> TASK REQUIREMENTS: Return the data below in full, exactly as it stands.

****

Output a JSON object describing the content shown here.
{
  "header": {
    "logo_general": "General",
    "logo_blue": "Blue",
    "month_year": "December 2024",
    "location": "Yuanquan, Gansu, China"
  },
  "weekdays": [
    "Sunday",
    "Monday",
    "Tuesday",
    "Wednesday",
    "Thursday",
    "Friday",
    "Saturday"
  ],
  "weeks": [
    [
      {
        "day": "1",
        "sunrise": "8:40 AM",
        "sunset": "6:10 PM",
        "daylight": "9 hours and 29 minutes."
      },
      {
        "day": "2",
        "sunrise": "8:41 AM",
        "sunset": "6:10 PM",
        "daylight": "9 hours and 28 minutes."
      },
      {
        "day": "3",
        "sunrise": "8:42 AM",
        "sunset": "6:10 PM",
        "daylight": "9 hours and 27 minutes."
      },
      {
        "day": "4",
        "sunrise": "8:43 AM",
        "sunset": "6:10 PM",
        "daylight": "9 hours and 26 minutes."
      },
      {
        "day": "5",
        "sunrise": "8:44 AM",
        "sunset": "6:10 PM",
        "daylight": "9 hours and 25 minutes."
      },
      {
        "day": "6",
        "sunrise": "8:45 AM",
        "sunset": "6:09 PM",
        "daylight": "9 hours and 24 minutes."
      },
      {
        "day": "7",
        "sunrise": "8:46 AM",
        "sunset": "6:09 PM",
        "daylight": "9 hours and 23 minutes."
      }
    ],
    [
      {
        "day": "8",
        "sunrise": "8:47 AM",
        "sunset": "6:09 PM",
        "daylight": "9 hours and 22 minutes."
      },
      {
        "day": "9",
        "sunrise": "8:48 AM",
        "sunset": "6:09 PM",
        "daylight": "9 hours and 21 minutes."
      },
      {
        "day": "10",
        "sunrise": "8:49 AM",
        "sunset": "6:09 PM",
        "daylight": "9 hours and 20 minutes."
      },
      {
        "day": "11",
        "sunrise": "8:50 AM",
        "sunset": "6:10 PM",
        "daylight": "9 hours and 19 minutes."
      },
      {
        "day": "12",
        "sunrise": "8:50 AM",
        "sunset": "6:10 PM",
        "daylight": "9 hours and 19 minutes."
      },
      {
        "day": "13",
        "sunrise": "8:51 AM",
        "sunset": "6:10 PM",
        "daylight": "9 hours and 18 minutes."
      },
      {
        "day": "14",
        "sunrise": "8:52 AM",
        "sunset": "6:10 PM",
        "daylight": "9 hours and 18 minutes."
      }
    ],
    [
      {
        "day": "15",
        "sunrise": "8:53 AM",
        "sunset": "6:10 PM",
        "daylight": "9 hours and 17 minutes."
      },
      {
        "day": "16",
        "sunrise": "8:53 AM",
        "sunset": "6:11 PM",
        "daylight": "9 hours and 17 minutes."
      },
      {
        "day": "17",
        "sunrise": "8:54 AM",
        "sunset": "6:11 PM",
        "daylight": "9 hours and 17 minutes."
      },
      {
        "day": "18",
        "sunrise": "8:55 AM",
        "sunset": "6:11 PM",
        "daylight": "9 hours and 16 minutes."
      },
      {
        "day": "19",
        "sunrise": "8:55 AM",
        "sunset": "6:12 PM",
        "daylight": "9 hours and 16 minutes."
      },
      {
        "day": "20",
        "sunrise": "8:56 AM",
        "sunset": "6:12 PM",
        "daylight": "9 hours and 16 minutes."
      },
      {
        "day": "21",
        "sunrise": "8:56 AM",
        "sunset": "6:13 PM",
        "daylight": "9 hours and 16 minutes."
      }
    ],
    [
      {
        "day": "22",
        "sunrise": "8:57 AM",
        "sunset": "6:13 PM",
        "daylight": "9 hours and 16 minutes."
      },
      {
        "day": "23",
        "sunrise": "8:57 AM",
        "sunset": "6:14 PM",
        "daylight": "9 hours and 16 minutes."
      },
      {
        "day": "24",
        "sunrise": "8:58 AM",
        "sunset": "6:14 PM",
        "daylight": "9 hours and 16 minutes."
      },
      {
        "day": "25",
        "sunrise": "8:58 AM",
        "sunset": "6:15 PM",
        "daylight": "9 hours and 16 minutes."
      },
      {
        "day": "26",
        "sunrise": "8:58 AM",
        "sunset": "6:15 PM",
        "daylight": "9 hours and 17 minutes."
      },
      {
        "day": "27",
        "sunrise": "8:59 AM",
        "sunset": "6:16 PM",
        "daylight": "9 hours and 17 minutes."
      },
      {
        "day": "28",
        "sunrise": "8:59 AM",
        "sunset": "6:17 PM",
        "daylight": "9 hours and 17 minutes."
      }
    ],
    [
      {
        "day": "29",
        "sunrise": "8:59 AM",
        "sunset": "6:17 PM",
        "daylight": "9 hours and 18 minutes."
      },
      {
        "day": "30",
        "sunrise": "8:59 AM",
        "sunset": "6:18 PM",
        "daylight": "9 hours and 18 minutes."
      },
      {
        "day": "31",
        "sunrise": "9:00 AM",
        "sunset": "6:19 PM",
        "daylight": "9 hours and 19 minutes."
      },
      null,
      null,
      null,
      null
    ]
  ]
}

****

> EXPECTED ANSWER:
Output a JSON object describing the content shown here.
{
  "header": {
    "logo_general": "General",
    "logo_blue": "Blue",
    "month_year": "December 2024",
    "location": "Yuanquan, Gansu, China"
  },
  "weekdays": [
    "Sunday",
    "Monday",
    "Tuesday",
    "Wednesday",
    "Thursday",
    "Friday",
    "Saturday"
  ],
  "weeks": [
    [
      {
        "day": "1",
        "sunrise": "8:40 AM",
        "sunset": "6:10 PM",
        "daylight": "9 hours and 29 minutes."
      },
      {
        "day": "2",
        "sunrise": "8:41 AM",
        "sunset": "6:10 PM",
        "daylight": "9 hours and 28 minutes."
      },
      {
        "day": "3",
        "sunrise": "8:42 AM",
        "sunset": "6:10 PM",
        "daylight": "9 hours and 27 minutes."
      },
      {
        "day": "4",
        "sunrise": "8:43 AM",
        "sunset": "6:10 PM",
        "daylight": "9 hours and 26 minutes."
      },
      {
        "day": "5",
        "sunrise": "8:44 AM",
        "sunset": "6:10 PM",
        "daylight": "9 hours and 25 minutes."
      },
      {
        "day": "6",
        "sunrise": "8:45 AM",
        "sunset": "6:09 PM",
        "daylight": "9 hours and 24 minutes."
      },
      {
        "day": "7",
        "sunrise": "8:46 AM",
        "sunset": "6:09 PM",
        "daylight": "9 hours and 23 minutes."
      }
    ],
    [
      {
        "day": "8",
        "sunrise": "8:47 AM",
        "sunset": "6:09 PM",
        "daylight": "9 hours and 22 minutes."
      },
      {
        "day": "9",
        "sunrise": "8:48 AM",
        "sunset": "6:09 PM",
        "daylight": "9 hours and 21 minutes."
      },
      {
        "day": "10",
        "sunrise": "8:49 AM",
        "sunset": "6:09 PM",
        "daylight": "9 hours and 20 minutes."
      },
      {
        "day": "11",
        "sunrise": "8:50 AM",
        "sunset": "6:10 PM",
        "daylight": "9 hours and 19 minutes."
      },
      {
        "day": "12",
        "sunrise": "8:50 AM",
        "sunset": "6:10 PM",
        "daylight": "9 hours and 19 minutes."
      },
      {
        "day": "13",
        "sunrise": "8:51 AM",
        "sunset": "6:10 PM",
        "daylight": "9 hours and 18 minutes."
      },
      {
        "day": "14",
        "sunrise": "8:52 AM",
        "sunset": "6:10 PM",
        "daylight": "9 hours and 18 minutes."
      }
    ],
    [
      {
        "day": "15",
        "sunrise": "8:53 AM",
        "sunset": "6:10 PM",
        "daylight": "9 hours and 17 minutes."
      },
      {
        "day": "16",
        "sunrise": "8:53 AM",
        "sunset": "6:11 PM",
        "daylight": "9 hours and 17 minutes."
      },
      {
        "day": "17",
        "sunrise": "8:54 AM",
        "sunset": "6:11 PM",
        "daylight": "9 hours and 17 minutes."
      },
      {
        "day": "18",
        "sunrise": "8:55 AM",
        "sunset": "6:11 PM",
        "daylight": "9 hours and 16 minutes."
      },
      {
        "day": "19",
        "sunrise": "8:55 AM",
        "sunset": "6:12 PM",
        "daylight": "9 hours and 16 minutes."
      },
      {
        "day": "20",
        "sunrise": "8:56 AM",
        "sunset": "6:12 PM",
        "daylight": "9 hours and 16 minutes."
      },
      {
        "day": "21",
        "sunrise": "8:56 AM",
        "sunset": "6:13 PM",
        "daylight": "9 hours and 16 minutes."
      }
    ],
    [
      {
        "day": "22",
        "sunrise": "8:57 AM",
        "sunset": "6:13 PM",
        "daylight": "9 hours and 16 minutes."
      },
      {
        "day": "23",
        "sunrise": "8:57 AM",
        "sunset": "6:14 PM",
        "daylight": "9 hours and 16 minutes."
      },
      {
        "day": "24",
        "sunrise": "8:58 AM",
        "sunset": "6:14 PM",
        "daylight": "9 hours and 16 minutes."
      },
      {
        "day": "25",
        "sunrise": "8:58 AM",
        "sunset": "6:15 PM",
        "daylight": "9 hours and 16 minutes."
      },
      {
        "day": "26",
        "sunrise": "8:58 AM",
        "sunset": "6:15 PM",
        "daylight": "9 hours and 17 minutes."
      },
      {
        "day": "27",
        "sunrise": "8:59 AM",
        "sunset": "6:16 PM",
        "daylight": "9 hours and 17 minutes."
      },
      {
        "day": "28",
        "sunrise": "8:59 AM",
        "sunset": "6:17 PM",
        "daylight": "9 hours and 17 minutes."
      }
    ],
    [
      {
        "day": "29",
        "sunrise": "8:59 AM",
        "sunset": "6:17 PM",
        "daylight": "9 hours and 18 minutes."
      },
      {
        "day": "30",
        "sunrise": "8:59 AM",
        "sunset": "6:18 PM",
        "daylight": "9 hours and 18 minutes."
      },
      {
        "day": "31",
        "sunrise": "9:00 AM",
        "sunset": "6:19 PM",
        "daylight": "9 hours and 19 minutes."
      },
      null,
      null,
      null,
      null
    ]
  ]
}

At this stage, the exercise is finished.